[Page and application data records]
+++++

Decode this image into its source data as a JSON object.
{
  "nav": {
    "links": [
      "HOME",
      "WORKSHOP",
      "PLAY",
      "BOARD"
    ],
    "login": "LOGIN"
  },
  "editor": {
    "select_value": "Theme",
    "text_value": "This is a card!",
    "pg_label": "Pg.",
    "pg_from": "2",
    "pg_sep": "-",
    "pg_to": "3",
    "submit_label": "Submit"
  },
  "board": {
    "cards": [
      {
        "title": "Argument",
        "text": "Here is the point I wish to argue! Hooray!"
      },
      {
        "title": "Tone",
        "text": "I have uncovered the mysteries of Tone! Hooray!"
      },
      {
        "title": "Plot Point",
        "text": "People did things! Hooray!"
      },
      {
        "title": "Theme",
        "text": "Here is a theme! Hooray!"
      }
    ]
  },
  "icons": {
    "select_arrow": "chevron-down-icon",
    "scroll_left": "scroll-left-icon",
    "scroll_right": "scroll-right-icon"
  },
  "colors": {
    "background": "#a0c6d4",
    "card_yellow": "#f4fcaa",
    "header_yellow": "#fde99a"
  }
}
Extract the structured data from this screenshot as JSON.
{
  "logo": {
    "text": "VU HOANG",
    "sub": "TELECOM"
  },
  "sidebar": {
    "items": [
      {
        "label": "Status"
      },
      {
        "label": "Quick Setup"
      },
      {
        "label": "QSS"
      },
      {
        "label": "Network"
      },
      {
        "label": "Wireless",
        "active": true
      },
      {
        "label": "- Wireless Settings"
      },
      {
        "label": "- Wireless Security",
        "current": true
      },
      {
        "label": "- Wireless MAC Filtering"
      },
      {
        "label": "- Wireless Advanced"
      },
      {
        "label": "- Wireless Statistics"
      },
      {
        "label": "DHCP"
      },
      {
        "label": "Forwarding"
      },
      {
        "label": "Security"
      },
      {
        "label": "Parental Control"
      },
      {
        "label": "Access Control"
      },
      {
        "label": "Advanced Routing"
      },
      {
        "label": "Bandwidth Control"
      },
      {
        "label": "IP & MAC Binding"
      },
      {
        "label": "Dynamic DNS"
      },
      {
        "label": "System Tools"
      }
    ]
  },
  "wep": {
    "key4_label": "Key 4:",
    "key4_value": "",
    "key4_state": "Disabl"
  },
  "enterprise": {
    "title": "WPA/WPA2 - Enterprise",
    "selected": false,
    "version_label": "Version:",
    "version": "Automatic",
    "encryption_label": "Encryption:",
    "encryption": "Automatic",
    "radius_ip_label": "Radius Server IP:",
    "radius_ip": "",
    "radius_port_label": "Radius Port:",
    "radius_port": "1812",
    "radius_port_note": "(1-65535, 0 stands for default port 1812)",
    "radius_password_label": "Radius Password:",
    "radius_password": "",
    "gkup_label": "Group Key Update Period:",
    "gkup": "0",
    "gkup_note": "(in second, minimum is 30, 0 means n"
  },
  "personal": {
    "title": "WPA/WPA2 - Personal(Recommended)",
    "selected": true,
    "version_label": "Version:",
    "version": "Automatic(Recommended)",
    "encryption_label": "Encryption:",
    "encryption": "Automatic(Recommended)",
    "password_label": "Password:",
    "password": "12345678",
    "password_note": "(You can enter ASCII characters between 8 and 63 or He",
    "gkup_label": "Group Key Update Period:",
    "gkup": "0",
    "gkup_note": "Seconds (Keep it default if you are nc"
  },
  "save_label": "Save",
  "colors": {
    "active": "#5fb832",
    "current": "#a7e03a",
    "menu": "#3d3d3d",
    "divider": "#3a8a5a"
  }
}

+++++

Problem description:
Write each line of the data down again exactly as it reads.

Finished task:
Decode this image into its source data as a JSON object.
{
  "nav": {
    "links": [
      "HOME",
      "WORKSHOP",
      "PLAY",
      "BOARD"
    ],
    "login": "LOGIN"
  },
  "editor": {
    "select_value": "Theme",
    "text_value": "This is a card!",
    "pg_label": "Pg.",
    "pg_from": "2",
    "pg_sep": "-",
    "pg_to": "3",
    "submit_label": "Submit"
  },
  "board": {
    "cards": [
      {
        "title": "Argument",
        "text": "Here is the point I wish to argue! Hooray!"
      },
      {
        "title": "Tone",
        "text": "I have uncovered the mysteries of Tone! Hooray!"
      },
      {
        "title": "Plot Point",
        "text": "People did things! Hooray!"
      },
      {
        "title": "Theme",
        "text": "Here is a theme! Hooray!"
      }
    ]
  },
  "icons": {
    "select_arrow": "chevron-down-icon",
    "scroll_left": "scroll-left-icon",
    "scroll_right": "scroll-right-icon"
  },
  "colors": {
    "background": "#a0c6d4",
    "card_yellow": "#f4fcaa",
    "header_yellow": "#fde99a"
  }
}
Extract the structured data from this screenshot as JSON.
{
  "logo": {
    "text": "VU HOANG",
    "sub": "TELECOM"
  },
  "sidebar": {
    "items": [
      {
        "label": "Status"
      },
      {
        "label": "Quick Setup"
      },
      {
        "label": "QSS"
      },
      {
        "label": "Network"
      },
      {
        "label": "Wireless",
        "active": true
      },
      {
        "label": "- Wireless Settings"
      },
      {
        "label": "- Wireless Security",
        "current": true
      },
      {
        "label": "- Wireless MAC Filtering"
      },
      {
        "label": "- Wireless Advanced"
      },
      {
        "label": "- Wireless Statistics"
      },
      {
        "label": "DHCP"
      },
      {
        "label": "Forwarding"
      },
      {
        "label": "Security"
      },
      {
        "label": "Parental Control"
      },
      {
        "label": "Access Control"
      },
      {
        "label": "Advanced Routing"
      },
      {
        "label": "Bandwidth Control"
      },
      {
        "label": "IP & MAC Binding"
      },
      {
        "label": "Dynamic DNS"
      },
      {
        "label": "System Tools"
      }
    ]
  },
  "wep": {
    "key4_label": "Key 4:",
    "key4_value": "",
    "key4_state": "Disabl"
  },
  "enterprise": {
    "title": "WPA/WPA2 - Enterprise",
    "selected": false,
    "version_label": "Version:",
    "version": "Automatic",
    "encryption_label": "Encryption:",
    "encryption": "Automatic",
    "radius_ip_label": "Radius Server IP:",
    "radius_ip": "",
    "radius_port_label": "Radius Port:",
    "radius_port": "1812",
    "radius_port_note": "(1-65535, 0 stands for default port 1812)",
    "radius_password_label": "Radius Password:",
    "radius_password": "",
    "gkup_label": "Group Key Update Period:",
    "gkup": "0",
    "gkup_note": "(in second, minimum is 30, 0 means n"
  },
  "personal": {
    "title": "WPA/WPA2 - Personal(Recommended)",
    "selected": true,
    "version_label": "Version:",
    "version": "Automatic(Recommended)",
    "encryption_label": "Encryption:",
    "encryption": "Automatic(Recommended)",
    "password_label": "Password:",
    "password": "12345678",
    "password_note": "(You can enter ASCII characters between 8 and 63 or He",
    "gkup_label": "Group Key Update Period:",
    "gkup": "0",
    "gkup_note": "Seconds (Keep it default if you are nc"
  },
  "save_label": "Save",
  "colors": {
    "active": "#5fb832",
    "current": "#a7e03a",
    "menu": "#3d3d3d",
    "divider": "#3a8a5a"
  }
}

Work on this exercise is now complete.